## [INPUT]
============

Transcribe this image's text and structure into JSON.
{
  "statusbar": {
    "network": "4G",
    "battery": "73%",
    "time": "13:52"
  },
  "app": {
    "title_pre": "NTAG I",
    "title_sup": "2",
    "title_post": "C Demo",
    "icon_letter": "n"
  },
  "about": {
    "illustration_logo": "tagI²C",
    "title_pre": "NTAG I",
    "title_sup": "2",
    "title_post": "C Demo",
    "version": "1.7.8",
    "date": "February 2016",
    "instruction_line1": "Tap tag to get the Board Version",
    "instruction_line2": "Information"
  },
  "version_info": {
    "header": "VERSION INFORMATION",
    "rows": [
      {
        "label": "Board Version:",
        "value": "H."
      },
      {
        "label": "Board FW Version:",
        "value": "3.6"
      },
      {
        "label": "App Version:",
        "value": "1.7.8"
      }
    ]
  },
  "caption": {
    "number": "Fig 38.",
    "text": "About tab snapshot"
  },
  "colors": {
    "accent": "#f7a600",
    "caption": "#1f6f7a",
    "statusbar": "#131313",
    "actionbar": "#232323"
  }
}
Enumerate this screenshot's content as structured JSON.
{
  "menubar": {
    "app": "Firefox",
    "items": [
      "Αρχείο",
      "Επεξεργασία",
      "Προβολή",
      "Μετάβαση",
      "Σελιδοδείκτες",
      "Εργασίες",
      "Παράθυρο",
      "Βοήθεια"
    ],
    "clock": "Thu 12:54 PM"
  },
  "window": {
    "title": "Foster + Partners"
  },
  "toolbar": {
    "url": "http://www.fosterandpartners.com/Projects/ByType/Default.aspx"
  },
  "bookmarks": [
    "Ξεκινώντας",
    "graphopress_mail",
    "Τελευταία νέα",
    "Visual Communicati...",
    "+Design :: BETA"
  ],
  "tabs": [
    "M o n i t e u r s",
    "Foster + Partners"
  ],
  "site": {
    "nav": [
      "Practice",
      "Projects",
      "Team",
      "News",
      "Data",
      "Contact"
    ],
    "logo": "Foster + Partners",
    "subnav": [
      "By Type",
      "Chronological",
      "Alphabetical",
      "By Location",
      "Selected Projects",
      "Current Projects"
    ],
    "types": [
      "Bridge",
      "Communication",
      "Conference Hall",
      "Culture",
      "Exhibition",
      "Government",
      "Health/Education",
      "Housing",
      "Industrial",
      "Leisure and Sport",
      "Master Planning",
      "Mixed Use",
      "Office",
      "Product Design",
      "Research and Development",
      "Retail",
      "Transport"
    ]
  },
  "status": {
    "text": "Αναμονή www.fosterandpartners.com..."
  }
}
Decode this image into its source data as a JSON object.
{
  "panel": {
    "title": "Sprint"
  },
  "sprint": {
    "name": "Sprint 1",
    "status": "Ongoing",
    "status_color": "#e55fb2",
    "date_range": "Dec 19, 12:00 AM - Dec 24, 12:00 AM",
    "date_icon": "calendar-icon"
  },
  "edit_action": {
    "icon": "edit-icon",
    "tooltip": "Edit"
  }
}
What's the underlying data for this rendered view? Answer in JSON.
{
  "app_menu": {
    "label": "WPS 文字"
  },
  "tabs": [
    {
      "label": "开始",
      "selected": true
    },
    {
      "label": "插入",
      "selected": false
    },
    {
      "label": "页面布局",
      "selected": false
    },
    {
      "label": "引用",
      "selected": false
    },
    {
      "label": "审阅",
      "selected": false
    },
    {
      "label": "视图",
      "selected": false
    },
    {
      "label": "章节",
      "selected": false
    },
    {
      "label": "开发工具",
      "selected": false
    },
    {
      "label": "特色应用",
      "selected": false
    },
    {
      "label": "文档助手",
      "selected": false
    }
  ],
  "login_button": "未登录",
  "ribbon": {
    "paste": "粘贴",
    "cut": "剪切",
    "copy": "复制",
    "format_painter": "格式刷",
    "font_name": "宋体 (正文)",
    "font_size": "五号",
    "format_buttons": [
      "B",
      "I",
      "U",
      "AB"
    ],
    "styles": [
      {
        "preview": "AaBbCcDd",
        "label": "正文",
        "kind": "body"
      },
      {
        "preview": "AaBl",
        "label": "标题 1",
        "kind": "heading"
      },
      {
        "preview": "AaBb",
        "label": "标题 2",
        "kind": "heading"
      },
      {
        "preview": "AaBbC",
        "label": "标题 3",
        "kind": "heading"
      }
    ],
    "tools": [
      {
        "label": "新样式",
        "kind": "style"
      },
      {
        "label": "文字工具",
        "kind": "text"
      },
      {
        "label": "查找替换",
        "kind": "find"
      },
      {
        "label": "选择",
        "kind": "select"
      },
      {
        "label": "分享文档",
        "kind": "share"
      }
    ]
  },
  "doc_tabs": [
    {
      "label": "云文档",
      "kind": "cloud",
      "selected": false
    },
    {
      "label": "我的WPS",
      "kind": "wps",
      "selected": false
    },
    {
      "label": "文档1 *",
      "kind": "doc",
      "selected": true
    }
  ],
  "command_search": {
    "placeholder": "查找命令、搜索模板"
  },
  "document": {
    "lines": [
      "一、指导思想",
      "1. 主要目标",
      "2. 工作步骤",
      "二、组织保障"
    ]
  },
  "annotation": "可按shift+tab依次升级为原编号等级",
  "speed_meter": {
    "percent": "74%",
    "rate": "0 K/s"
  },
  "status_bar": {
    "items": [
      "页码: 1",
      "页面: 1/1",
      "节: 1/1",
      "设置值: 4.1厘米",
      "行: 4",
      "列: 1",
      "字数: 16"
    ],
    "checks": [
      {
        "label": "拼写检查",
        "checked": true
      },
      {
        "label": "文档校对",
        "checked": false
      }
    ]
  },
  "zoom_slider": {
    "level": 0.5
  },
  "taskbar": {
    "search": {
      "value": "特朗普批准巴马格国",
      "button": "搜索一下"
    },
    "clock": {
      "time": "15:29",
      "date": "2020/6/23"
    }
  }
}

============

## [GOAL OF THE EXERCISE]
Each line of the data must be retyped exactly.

## [ANSWER TO THE EXERCISE]
Transcribe this image's text and structure into JSON.
{
  "statusbar": {
    "network": "4G",
    "battery": "73%",
    "time": "13:52"
  },
  "app": {
    "title_pre": "NTAG I",
    "title_sup": "2",
    "title_post": "C Demo",
    "icon_letter": "n"
  },
  "about": {
    "illustration_logo": "tagI²C",
    "title_pre": "NTAG I",
    "title_sup": "2",
    "title_post": "C Demo",
    "version": "1.7.8",
    "date": "February 2016",
    "instruction_line1": "Tap tag to get the Board Version",
    "instruction_line2": "Information"
  },
  "version_info": {
    "header": "VERSION INFORMATION",
    "rows": [
      {
        "label": "Board Version:",
        "value": "H."
      },
      {
        "label": "Board FW Version:",
        "value": "3.6"
      },
      {
        "label": "App Version:",
        "value": "1.7.8"
      }
    ]
  },
  "caption": {
    "number": "Fig 38.",
    "text": "About tab snapshot"
  },
  "colors": {
    "accent": "#f7a600",
    "caption": "#1f6f7a",
    "statusbar": "#131313",
    "actionbar": "#232323"
  }
}
Enumerate this screenshot's content as structured JSON.
{
  "menubar": {
    "app": "Firefox",
    "items": [
      "Αρχείο",
      "Επεξεργασία",
      "Προβολή",
      "Μετάβαση",
      "Σελιδοδείκτες",
      "Εργασίες",
      "Παράθυρο",
      "Βοήθεια"
    ],
    "clock": "Thu 12:54 PM"
  },
  "window": {
    "title": "Foster + Partners"
  },
  "toolbar": {
    "url": "http://www.fosterandpartners.com/Projects/ByType/Default.aspx"
  },
  "bookmarks": [
    "Ξεκινώντας",
    "graphopress_mail",
    "Τελευταία νέα",
    "Visual Communicati...",
    "+Design :: BETA"
  ],
  "tabs": [
    "M o n i t e u r s",
    "Foster + Partners"
  ],
  "site": {
    "nav": [
      "Practice",
      "Projects",
      "Team",
      "News",
      "Data",
      "Contact"
    ],
    "logo": "Foster + Partners",
    "subnav": [
      "By Type",
      "Chronological",
      "Alphabetical",
      "By Location",
      "Selected Projects",
      "Current Projects"
    ],
    "types": [
      "Bridge",
      "Communication",
      "Conference Hall",
      "Culture",
      "Exhibition",
      "Government",
      "Health/Education",
      "Housing",
      "Industrial",
      "Leisure and Sport",
      "Master Planning",
      "Mixed Use",
      "Office",
      "Product Design",
      "Research and Development",
      "Retail",
      "Transport"
    ]
  },
  "status": {
    "text": "Αναμονή www.fosterandpartners.com..."
  }
}
Decode this image into its source data as a JSON object.
{
  "panel": {
    "title": "Sprint"
  },
  "sprint": {
    "name": "Sprint 1",
    "status": "Ongoing",
    "status_color": "#e55fb2",
    "date_range": "Dec 19, 12:00 AM - Dec 24, 12:00 AM",
    "date_icon": "calendar-icon"
  },
  "edit_action": {
    "icon": "edit-icon",
    "tooltip": "Edit"
  }
}
What's the underlying data for this rendered view? Answer in JSON.
{
  "app_menu": {
    "label": "WPS 文字"
  },
  "tabs": [
    {
      "label": "开始",
      "selected": true
    },
    {
      "label": "插入",
      "selected": false
    },
    {
      "label": "页面布局",
      "selected": false
    },
    {
      "label": "引用",
      "selected": false
    },
    {
      "label": "审阅",
      "selected": false
    },
    {
      "label": "视图",
      "selected": false
    },
    {
      "label": "章节",
      "selected": false
    },
    {
      "label": "开发工具",
      "selected": false
    },
    {
      "label": "特色应用",
      "selected": false
    },
    {
      "label": "文档助手",
      "selected": false
    }
  ],
  "login_button": "未登录",
  "ribbon": {
    "paste": "粘贴",
    "cut": "剪切",
    "copy": "复制",
    "format_painter": "格式刷",
    "font_name": "宋体 (正文)",
    "font_size": "五号",
    "format_buttons": [
      "B",
      "I",
      "U",
      "AB"
    ],
    "styles": [
      {
        "preview": "AaBbCcDd",
        "label": "正文",
        "kind": "body"
      },
      {
        "preview": "AaBl",
        "label": "标题 1",
        "kind": "heading"
      },
      {
        "preview": "AaBb",
        "label": "标题 2",
        "kind": "heading"
      },
      {
        "preview": "AaBbC",
        "label": "标题 3",
        "kind": "heading"
      }
    ],
    "tools": [
      {
        "label": "新样式",
        "kind": "style"
      },
      {
        "label": "文字工具",
        "kind": "text"
      },
      {
        "label": "查找替换",
        "kind": "find"
      },
      {
        "label": "选择",
        "kind": "select"
      },
      {
        "label": "分享文档",
        "kind": "share"
      }
    ]
  },
  "doc_tabs": [
    {
      "label": "云文档",
      "kind": "cloud",
      "selected": false
    },
    {
      "label": "我的WPS",
      "kind": "wps",
      "selected": false
    },
    {
      "label": "文档1 *",
      "kind": "doc",
      "selected": true
    }
  ],
  "command_search": {
    "placeholder": "查找命令、搜索模板"
  },
  "document": {
    "lines": [
      "一、指导思想",
      "1. 主要目标",
      "2. 工作步骤",
      "二、组织保障"
    ]
  },
  "annotation": "可按shift+tab依次升级为原编号等级",
  "speed_meter": {
    "percent": "74%",
    "rate": "0 K/s"
  },
  "status_bar": {
    "items": [
      "页码: 1",
      "页面: 1/1",
      "节: 1/1",
      "设置值: 4.1厘米",
      "行: 4",
      "列: 1",
      "字数: 16"
    ],
    "checks": [
      {
        "label": "拼写检查",
        "checked": true
      },
      {
        "label": "文档校对",
        "checked": false
      }
    ]
  },
  "zoom_slider": {
    "level": 0.5
  },
  "taskbar": {
    "search": {
      "value": "特朗普批准巴马格国",
      "button": "搜索一下"
    },
    "clock": {
      "time": "15:29",
      "date": "2020/6/23"
    }
  }
}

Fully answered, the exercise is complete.